Listed records
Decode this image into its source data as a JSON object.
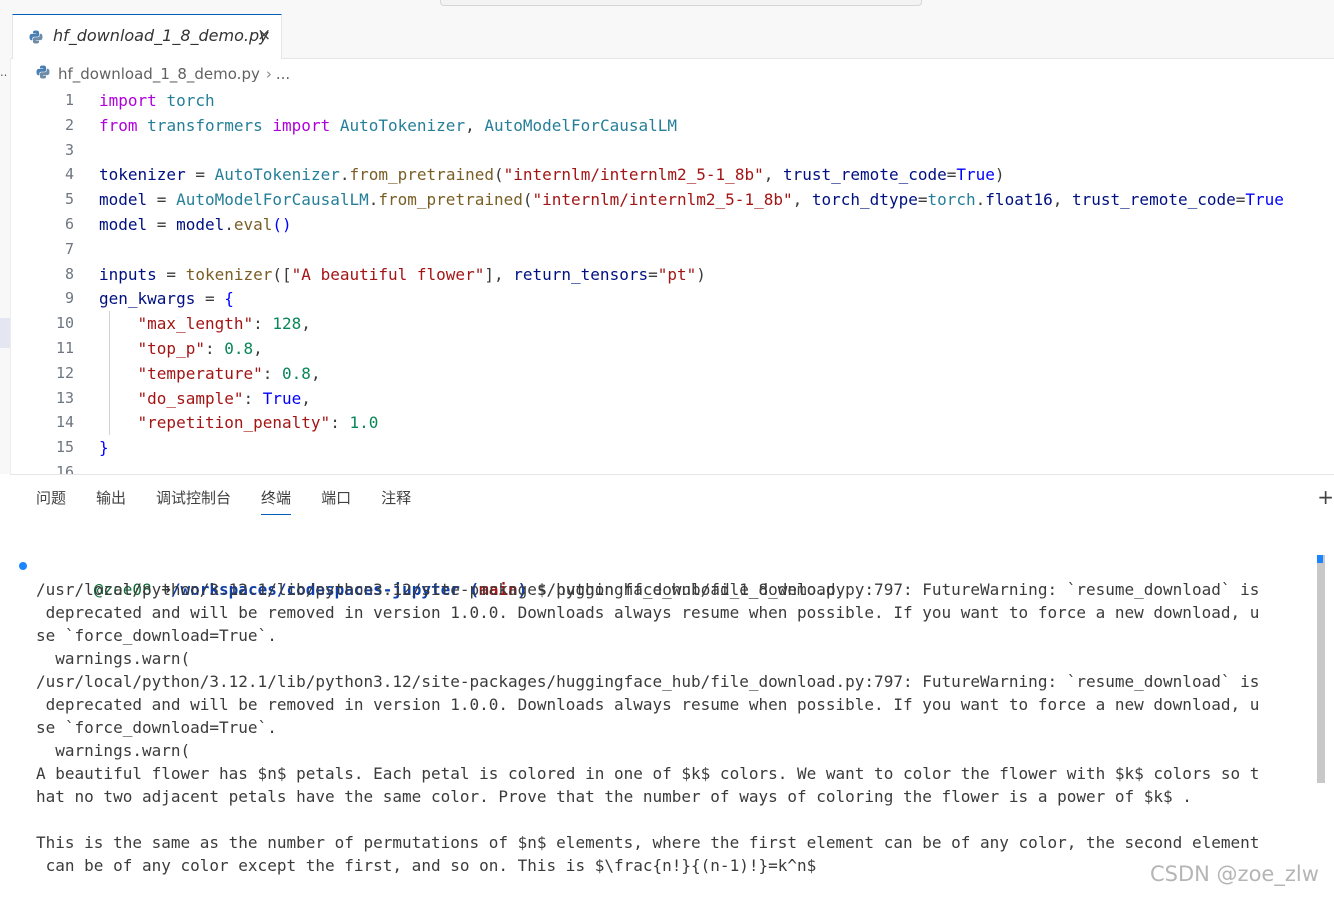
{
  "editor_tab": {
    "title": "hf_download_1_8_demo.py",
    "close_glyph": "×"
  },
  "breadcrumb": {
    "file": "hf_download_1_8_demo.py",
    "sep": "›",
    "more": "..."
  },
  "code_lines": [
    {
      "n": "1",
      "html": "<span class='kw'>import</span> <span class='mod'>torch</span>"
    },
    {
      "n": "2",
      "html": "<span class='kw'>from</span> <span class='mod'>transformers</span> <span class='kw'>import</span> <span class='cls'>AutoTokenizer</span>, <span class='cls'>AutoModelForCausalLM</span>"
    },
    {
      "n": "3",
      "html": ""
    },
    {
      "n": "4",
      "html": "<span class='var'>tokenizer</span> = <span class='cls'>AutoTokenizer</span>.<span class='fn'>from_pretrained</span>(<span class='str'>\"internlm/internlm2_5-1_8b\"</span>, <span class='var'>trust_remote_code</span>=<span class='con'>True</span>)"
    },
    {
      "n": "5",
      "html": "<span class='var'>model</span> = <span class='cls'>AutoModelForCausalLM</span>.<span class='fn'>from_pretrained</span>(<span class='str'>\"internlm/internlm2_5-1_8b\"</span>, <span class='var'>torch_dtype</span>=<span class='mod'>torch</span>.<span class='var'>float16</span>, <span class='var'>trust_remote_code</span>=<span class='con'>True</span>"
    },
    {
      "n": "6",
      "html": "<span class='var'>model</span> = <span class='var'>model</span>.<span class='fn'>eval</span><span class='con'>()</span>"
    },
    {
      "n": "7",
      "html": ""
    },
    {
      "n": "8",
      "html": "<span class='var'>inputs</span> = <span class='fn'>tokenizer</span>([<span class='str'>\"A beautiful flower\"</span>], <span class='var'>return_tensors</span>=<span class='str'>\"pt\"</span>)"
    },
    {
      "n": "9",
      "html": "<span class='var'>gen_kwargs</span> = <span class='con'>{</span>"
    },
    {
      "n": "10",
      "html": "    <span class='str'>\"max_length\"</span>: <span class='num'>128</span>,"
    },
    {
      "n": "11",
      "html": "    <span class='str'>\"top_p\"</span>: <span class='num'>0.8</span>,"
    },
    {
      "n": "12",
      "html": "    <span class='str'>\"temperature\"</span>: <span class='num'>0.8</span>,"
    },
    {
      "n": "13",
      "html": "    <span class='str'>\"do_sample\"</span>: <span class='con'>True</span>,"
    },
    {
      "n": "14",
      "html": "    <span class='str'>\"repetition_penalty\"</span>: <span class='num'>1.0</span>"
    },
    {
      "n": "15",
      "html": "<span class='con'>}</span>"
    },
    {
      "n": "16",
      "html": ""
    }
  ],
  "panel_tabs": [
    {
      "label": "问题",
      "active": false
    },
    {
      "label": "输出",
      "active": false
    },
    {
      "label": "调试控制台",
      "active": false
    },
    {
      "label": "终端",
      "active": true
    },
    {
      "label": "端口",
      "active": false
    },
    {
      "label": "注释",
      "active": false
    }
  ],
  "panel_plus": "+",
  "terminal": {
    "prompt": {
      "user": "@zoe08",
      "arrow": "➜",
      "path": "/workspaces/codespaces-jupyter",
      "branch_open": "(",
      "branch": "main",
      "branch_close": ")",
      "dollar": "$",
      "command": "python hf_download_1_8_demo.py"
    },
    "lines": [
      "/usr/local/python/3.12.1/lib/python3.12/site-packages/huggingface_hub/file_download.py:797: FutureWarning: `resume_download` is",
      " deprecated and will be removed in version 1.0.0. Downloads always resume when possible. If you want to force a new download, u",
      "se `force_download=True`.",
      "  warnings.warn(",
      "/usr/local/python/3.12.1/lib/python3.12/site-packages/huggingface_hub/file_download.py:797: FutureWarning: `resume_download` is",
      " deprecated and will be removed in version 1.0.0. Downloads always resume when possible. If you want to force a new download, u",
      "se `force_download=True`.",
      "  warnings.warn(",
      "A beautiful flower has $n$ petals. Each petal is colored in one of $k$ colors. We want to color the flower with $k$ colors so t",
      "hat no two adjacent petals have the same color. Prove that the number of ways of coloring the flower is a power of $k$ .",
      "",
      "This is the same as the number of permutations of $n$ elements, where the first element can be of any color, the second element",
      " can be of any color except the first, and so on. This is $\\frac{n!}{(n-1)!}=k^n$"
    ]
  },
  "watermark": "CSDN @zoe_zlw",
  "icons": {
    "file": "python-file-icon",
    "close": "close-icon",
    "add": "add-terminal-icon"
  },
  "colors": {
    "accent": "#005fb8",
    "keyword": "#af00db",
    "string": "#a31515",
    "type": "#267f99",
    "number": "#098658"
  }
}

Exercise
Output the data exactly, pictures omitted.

Answer
Decode this image into its source data as a JSON object.
{
  "editor_tab": {
    "title": "hf_download_1_8_demo.py",
    "close_glyph": "×"
  },
  "breadcrumb": {
    "file": "hf_download_1_8_demo.py",
    "sep": "›",
    "more": "..."
  },
  "code_lines": [
    {
      "n": "1",
      "html": "<span class='kw'>import</span> <span class='mod'>torch</span>"
    },
    {
      "n": "2",
      "html": "<span class='kw'>from</span> <span class='mod'>transformers</span> <span class='kw'>import</span> <span class='cls'>AutoTokenizer</span>, <span class='cls'>AutoModelForCausalLM</span>"
    },
    {
      "n": "3",
      "html": ""
    },
    {
      "n": "4",
      "html": "<span class='var'>tokenizer</span> = <span class='cls'>AutoTokenizer</span>.<span class='fn'>from_pretrained</span>(<span class='str'>\"internlm/internlm2_5-1_8b\"</span>, <span class='var'>trust_remote_code</span>=<span class='con'>True</span>)"
    },
    {
      "n": "5",
      "html": "<span class='var'>model</span> = <span class='cls'>AutoModelForCausalLM</span>.<span class='fn'>from_pretrained</span>(<span class='str'>\"internlm/internlm2_5-1_8b\"</span>, <span class='var'>torch_dtype</span>=<span class='mod'>torch</span>.<span class='var'>float16</span>, <span class='var'>trust_remote_code</span>=<span class='con'>True</span>"
    },
    {
      "n": "6",
      "html": "<span class='var'>model</span> = <span class='var'>model</span>.<span class='fn'>eval</span><span class='con'>()</span>"
    },
    {
      "n": "7",
      "html": ""
    },
    {
      "n": "8",
      "html": "<span class='var'>inputs</span> = <span class='fn'>tokenizer</span>([<span class='str'>\"A beautiful flower\"</span>], <span class='var'>return_tensors</span>=<span class='str'>\"pt\"</span>)"
    },
    {
      "n": "9",
      "html": "<span class='var'>gen_kwargs</span> = <span class='con'>{</span>"
    },
    {
      "n": "10",
      "html": "    <span class='str'>\"max_length\"</span>: <span class='num'>128</span>,"
    },
    {
      "n": "11",
      "html": "    <span class='str'>\"top_p\"</span>: <span class='num'>0.8</span>,"
    },
    {
      "n": "12",
      "html": "    <span class='str'>\"temperature\"</span>: <span class='num'>0.8</span>,"
    },
    {
      "n": "13",
      "html": "    <span class='str'>\"do_sample\"</span>: <span class='con'>True</span>,"
    },
    {
      "n": "14",
      "html": "    <span class='str'>\"repetition_penalty\"</span>: <span class='num'>1.0</span>"
    },
    {
      "n": "15",
      "html": "<span class='con'>}</span>"
    },
    {
      "n": "16",
      "html": ""
    }
  ],
  "panel_tabs": [
    {
      "label": "问题",
      "active": false
    },
    {
      "label": "输出",
      "active": false
    },
    {
      "label": "调试控制台",
      "active": false
    },
    {
      "label": "终端",
      "active": true
    },
    {
      "label": "端口",
      "active": false
    },
    {
      "label": "注释",
      "active": false
    }
  ],
  "panel_plus": "+",
  "terminal": {
    "prompt": {
      "user": "@zoe08",
      "arrow": "➜",
      "path": "/workspaces/codespaces-jupyter",
      "branch_open": "(",
      "branch": "main",
      "branch_close": ")",
      "dollar": "$",
      "command": "python hf_download_1_8_demo.py"
    },
    "lines": [
      "/usr/local/python/3.12.1/lib/python3.12/site-packages/huggingface_hub/file_download.py:797: FutureWarning: `resume_download` is",
      " deprecated and will be removed in version 1.0.0. Downloads always resume when possible. If you want to force a new download, u",
      "se `force_download=True`.",
      "  warnings.warn(",
      "/usr/local/python/3.12.1/lib/python3.12/site-packages/huggingface_hub/file_download.py:797: FutureWarning: `resume_download` is",
      " deprecated and will be removed in version 1.0.0. Downloads always resume when possible. If you want to force a new download, u",
      "se `force_download=True`.",
      "  warnings.warn(",
      "A beautiful flower has $n$ petals. Each petal is colored in one of $k$ colors. We want to color the flower with $k$ colors so t",
      "hat no two adjacent petals have the same color. Prove that the number of ways of coloring the flower is a power of $k$ .",
      "",
      "This is the same as the number of permutations of $n$ elements, where the first element can be of any color, the second element",
      " can be of any color except the first, and so on. This is $\\frac{n!}{(n-1)!}=k^n$"
    ]
  },
  "watermark": "CSDN @zoe_zlw",
  "icons": {
    "file": "python-file-icon",
    "close": "close-icon",
    "add": "add-terminal-icon"
  },
  "colors": {
    "accent": "#005fb8",
    "keyword": "#af00db",
    "string": "#a31515",
    "type": "#267f99",
    "number": "#098658"
  }
}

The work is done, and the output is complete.